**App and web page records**
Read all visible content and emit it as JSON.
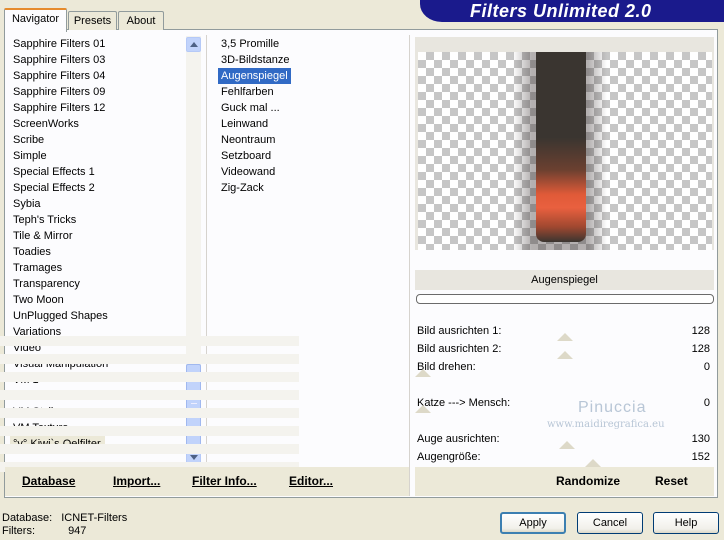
{
  "app_title": "Filters Unlimited 2.0",
  "tabs": [
    {
      "label": "Navigator",
      "active": true
    },
    {
      "label": "Presets",
      "active": false
    },
    {
      "label": "About",
      "active": false
    }
  ],
  "categories": [
    "Sapphire Filters 01",
    "Sapphire Filters 03",
    "Sapphire Filters 04",
    "Sapphire Filters 09",
    "Sapphire Filters 12",
    "ScreenWorks",
    "Scribe",
    "Simple",
    "Special Effects 1",
    "Special Effects 2",
    "Sybia",
    "Teph's Tricks",
    "Tile & Mirror",
    "Toadies",
    "Tramages",
    "Transparency",
    "Two Moon",
    "UnPlugged Shapes",
    "Variations",
    "Video",
    "Visual Manipulation",
    "VM 1",
    "VM Distortion",
    "VM Stylize",
    "VM Texture",
    "°v° Kiwi`s Oelfilter"
  ],
  "selected_category": "°v° Kiwi`s Oelfilter",
  "filters": [
    "3,5 Promille",
    "3D-Bildstanze",
    "Augenspiegel",
    "Fehlfarben",
    "Guck mal ...",
    "Leinwand",
    "Neontraum",
    "Setzboard",
    "Videowand",
    "Zig-Zack"
  ],
  "selected_filter": "Augenspiegel",
  "preview": {
    "filter_name": "Augenspiegel",
    "glow_color": "#e9603f",
    "bar_color": "#3a3530"
  },
  "sliders": [
    {
      "label": "Bild ausrichten 1:",
      "value": "128",
      "level": 0.5
    },
    {
      "label": "Bild ausrichten 2:",
      "value": "128",
      "level": 0.5
    },
    {
      "label": "Bild drehen:",
      "value": "0",
      "level": 0.0
    },
    {
      "label": "",
      "value": "",
      "level": null
    },
    {
      "label": "Katze ---> Mensch:",
      "value": "0",
      "level": 0.0
    },
    {
      "label": "",
      "value": "",
      "level": null
    },
    {
      "label": "Auge ausrichten:",
      "value": "130",
      "level": 0.51
    },
    {
      "label": "Augengröße:",
      "value": "152",
      "level": 0.6
    }
  ],
  "watermark": {
    "name": "Pinuccia",
    "url": "www.maidiregrafica.eu"
  },
  "actions_left": [
    {
      "label": "Database",
      "underline": "D"
    },
    {
      "label": "Import...",
      "underline": "I"
    },
    {
      "label": "Filter Info...",
      "underline": "F"
    },
    {
      "label": "Editor...",
      "underline": "E"
    }
  ],
  "actions_right": [
    "Randomize",
    "Reset"
  ],
  "status": {
    "database_label": "Database:",
    "database_value": "ICNET-Filters",
    "filters_label": "Filters:",
    "filters_value": "947"
  },
  "buttons": {
    "apply": "Apply",
    "cancel": "Cancel",
    "help": "Help"
  }
}
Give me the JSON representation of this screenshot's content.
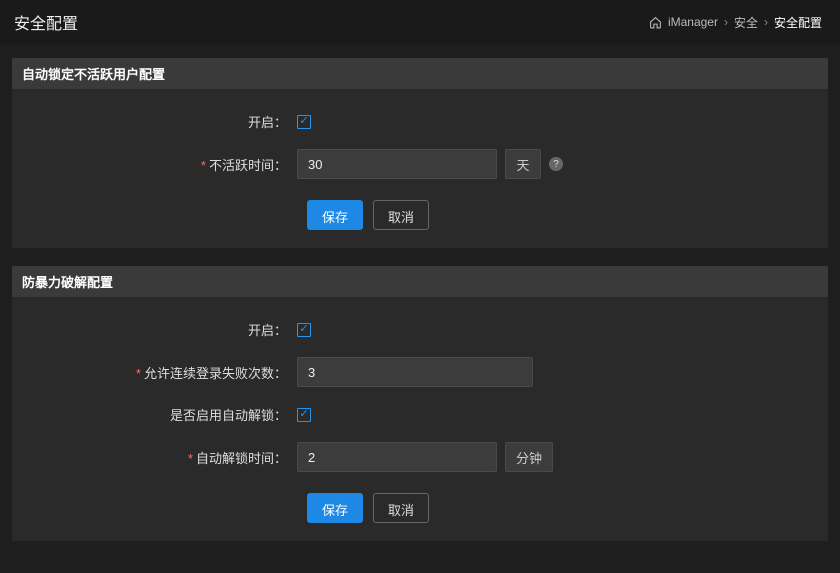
{
  "header": {
    "title": "安全配置",
    "breadcrumb": {
      "home": "iManager",
      "parent": "安全",
      "current": "安全配置"
    }
  },
  "section1": {
    "title": "自动锁定不活跃用户配置",
    "enable_label": "开启：",
    "enable_checked": true,
    "inactive_label": "不活跃时间：",
    "inactive_value": "30",
    "inactive_unit": "天",
    "save_label": "保存",
    "cancel_label": "取消"
  },
  "section2": {
    "title": "防暴力破解配置",
    "enable_label": "开启：",
    "enable_checked": true,
    "fail_count_label": "允许连续登录失败次数：",
    "fail_count_value": "3",
    "auto_unlock_label": "是否启用自动解锁：",
    "auto_unlock_checked": true,
    "unlock_time_label": "自动解锁时间：",
    "unlock_time_value": "2",
    "unlock_time_unit": "分钟",
    "save_label": "保存",
    "cancel_label": "取消"
  }
}
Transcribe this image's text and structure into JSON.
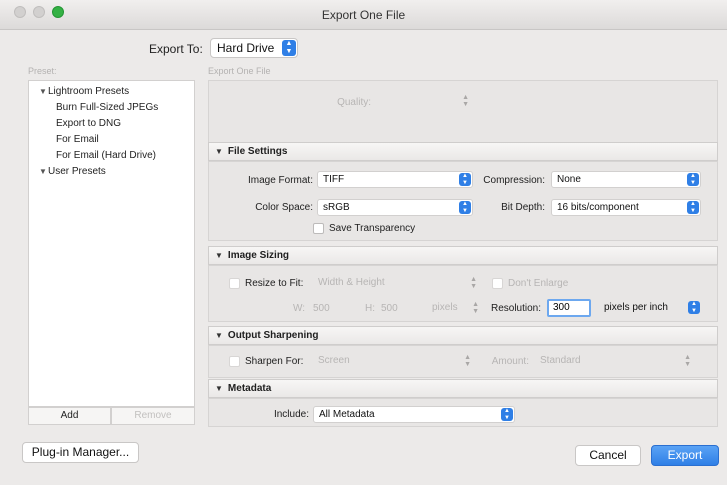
{
  "window": {
    "title": "Export One File"
  },
  "export_to": {
    "label": "Export To:",
    "value": "Hard Drive"
  },
  "preset_panel": {
    "label": "Preset:",
    "items": [
      {
        "label": "Lightroom Presets",
        "is_group": true
      },
      {
        "label": "Burn Full-Sized JPEGs",
        "is_group": false
      },
      {
        "label": "Export to DNG",
        "is_group": false
      },
      {
        "label": "For Email",
        "is_group": false
      },
      {
        "label": "For Email (Hard Drive)",
        "is_group": false
      },
      {
        "label": "User Presets",
        "is_group": true
      }
    ],
    "add_label": "Add",
    "remove_label": "Remove"
  },
  "main": {
    "region_label": "Export One File",
    "quality": {
      "label": "Quality:"
    },
    "file_settings": {
      "title": "File Settings",
      "image_format": {
        "label": "Image Format:",
        "value": "TIFF"
      },
      "compression": {
        "label": "Compression:",
        "value": "None"
      },
      "color_space": {
        "label": "Color Space:",
        "value": "sRGB"
      },
      "bit_depth": {
        "label": "Bit Depth:",
        "value": "16 bits/component"
      },
      "save_transparency": "Save Transparency"
    },
    "image_sizing": {
      "title": "Image Sizing",
      "resize_label": "Resize to Fit:",
      "resize_value": "Width & Height",
      "dont_enlarge": "Don't Enlarge",
      "w_label": "W:",
      "w_value": "500",
      "h_label": "H:",
      "h_value": "500",
      "units": "pixels",
      "resolution_label": "Resolution:",
      "resolution_value": "300",
      "resolution_units": "pixels per inch"
    },
    "output_sharpening": {
      "title": "Output Sharpening",
      "sharpen_label": "Sharpen For:",
      "sharpen_value": "Screen",
      "amount_label": "Amount:",
      "amount_value": "Standard"
    },
    "metadata": {
      "title": "Metadata",
      "include_label": "Include:",
      "include_value": "All Metadata"
    }
  },
  "footer": {
    "plugin_manager": "Plug-in Manager...",
    "cancel": "Cancel",
    "export": "Export"
  },
  "colors": {
    "accent": "#2f7fe6",
    "zoom_button": "#34b144"
  }
}
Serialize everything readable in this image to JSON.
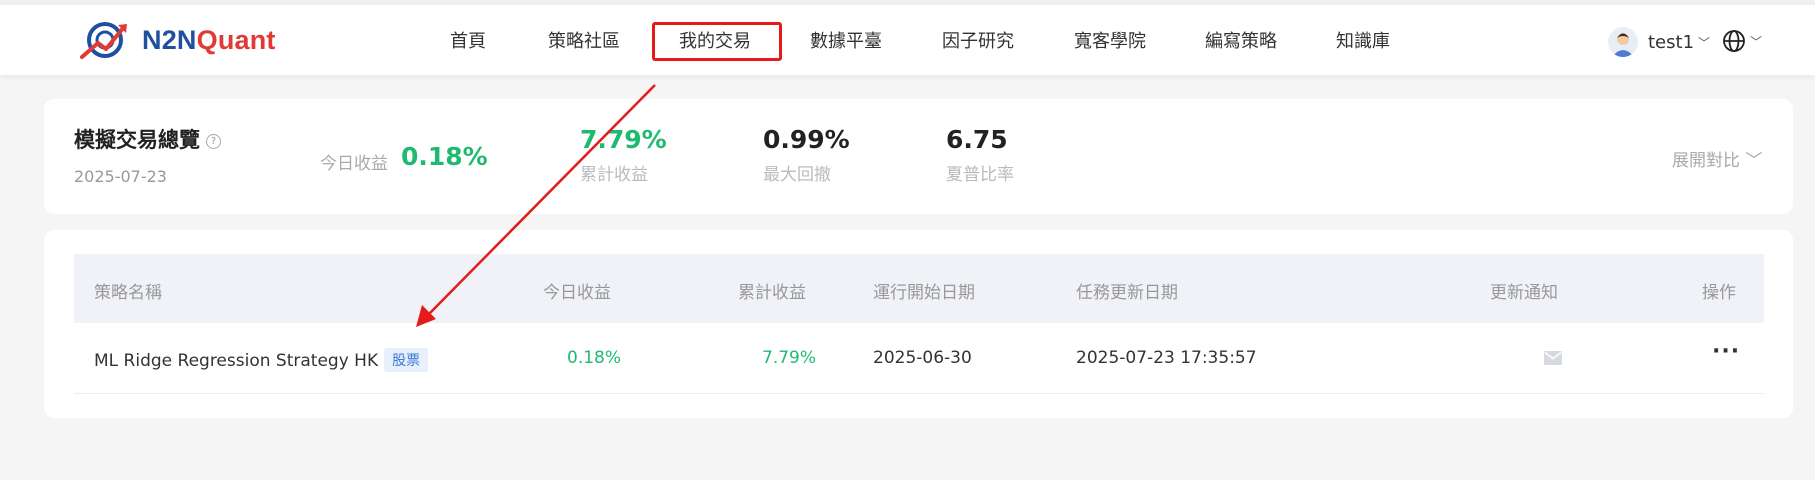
{
  "brand": {
    "logo_prefix": "N2N",
    "logo_suffix": "Quant"
  },
  "nav": {
    "items": [
      "首頁",
      "策略社區",
      "我的交易",
      "數據平臺",
      "因子研究",
      "寬客學院",
      "編寫策略",
      "知識庫"
    ],
    "active": "我的交易"
  },
  "user": {
    "name": "test1"
  },
  "overview": {
    "title": "模擬交易總覽",
    "date": "2025-07-23",
    "today_label": "今日收益",
    "today_value": "0.18%",
    "cumulative_value": "7.79%",
    "cumulative_label": "累計收益",
    "drawdown_value": "0.99%",
    "drawdown_label": "最大回撤",
    "sharpe_value": "6.75",
    "sharpe_label": "夏普比率",
    "expand_label": "展開對比"
  },
  "table": {
    "headers": {
      "name": "策略名稱",
      "today": "今日收益",
      "cumulative": "累計收益",
      "start_date": "運行開始日期",
      "update_date": "任務更新日期",
      "notify": "更新通知",
      "action": "操作"
    },
    "rows": [
      {
        "name": "ML Ridge Regression Strategy HK",
        "tag": "股票",
        "today": "0.18%",
        "cumulative": "7.79%",
        "start_date": "2025-06-30",
        "update_date": "2025-07-23 17:35:57",
        "action": "···"
      }
    ]
  },
  "colors": {
    "accent_green": "#1fba6f",
    "brand_blue": "#1f4fa0",
    "brand_red": "#e03a35",
    "annotation_red": "#e41b1b"
  },
  "icons": [
    "logo-icon",
    "avatar-icon",
    "chevron-down-icon",
    "globe-icon",
    "help-icon",
    "mail-icon",
    "more-icon"
  ]
}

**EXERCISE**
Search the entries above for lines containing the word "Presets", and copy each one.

**OUTPUT BELOW**
      "label": "Presets",
        "label": "Lightroom Presets",
        "label": "User Presets",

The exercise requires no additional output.